People-based Geographic Information Science

Harey J. Miller

Influencing the relationship between people and places are technologies to mitigate the friction of distance. Transportation and communication systems are space-adjusting technologies since they change the nature of experienced space with respect to the time, cost and effort required to move people, material or information among locations. Transportation and communication technologies have been available for centuries, conveyances and media such as the chariot, clipper ship, mail, railroads, telegraph and telephone had well-documented transformative effects on societies and economies However, in the late 20th and the early 21st centuries, the widespread deployment and democratization of technologies such as the automobile, commercial aviation, the Internet and the mobile phone has resulted in an unprecedented explosion in the mobility and connectivity for many people in the world. It is possible that we have passed a threshold beyond which a place-based perspective alone is no longer viable.

Most GIS-based tools for transportation, urban and social analysis continue a place-based emphasis that is increasingly ill-suited to answer important questions in theory, policy and practice in the contemporary age.  The increasing disconnection between people and places means that a people-based representation is also required to address questions of access, exclusion and evolution at the forefront of transportation, urban and social analysis and policy. A people-based GIS can be achieved by integrating principles from time geography and activity theory with geographic information science, location-aware technologies, mobile objects databases, geo-simulation, spatial analysis, geovisualization and geographic knowledge discovery. 

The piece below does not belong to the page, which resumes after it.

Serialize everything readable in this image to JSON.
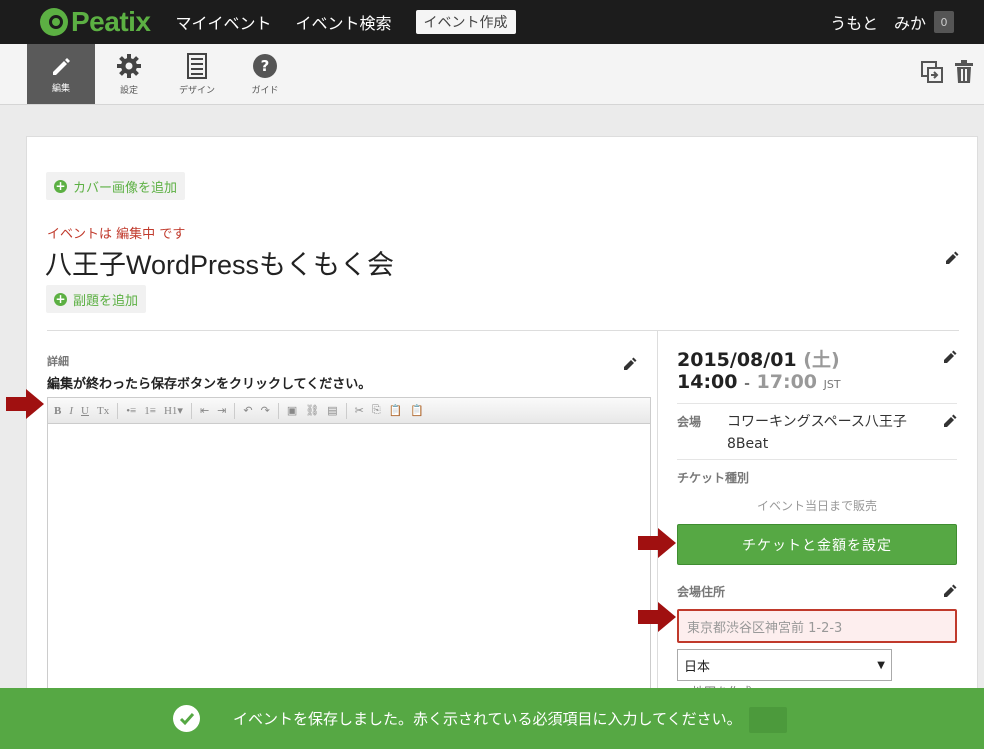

This workshop will discuss the principles, state of the art and research needs for a people-based GIS based on integrating time geographic and space-time activity concepts with the theories and tools of GIS. This includes representation of time in GIS as well as the capture, representation and analysis of active, mobile spatial objects.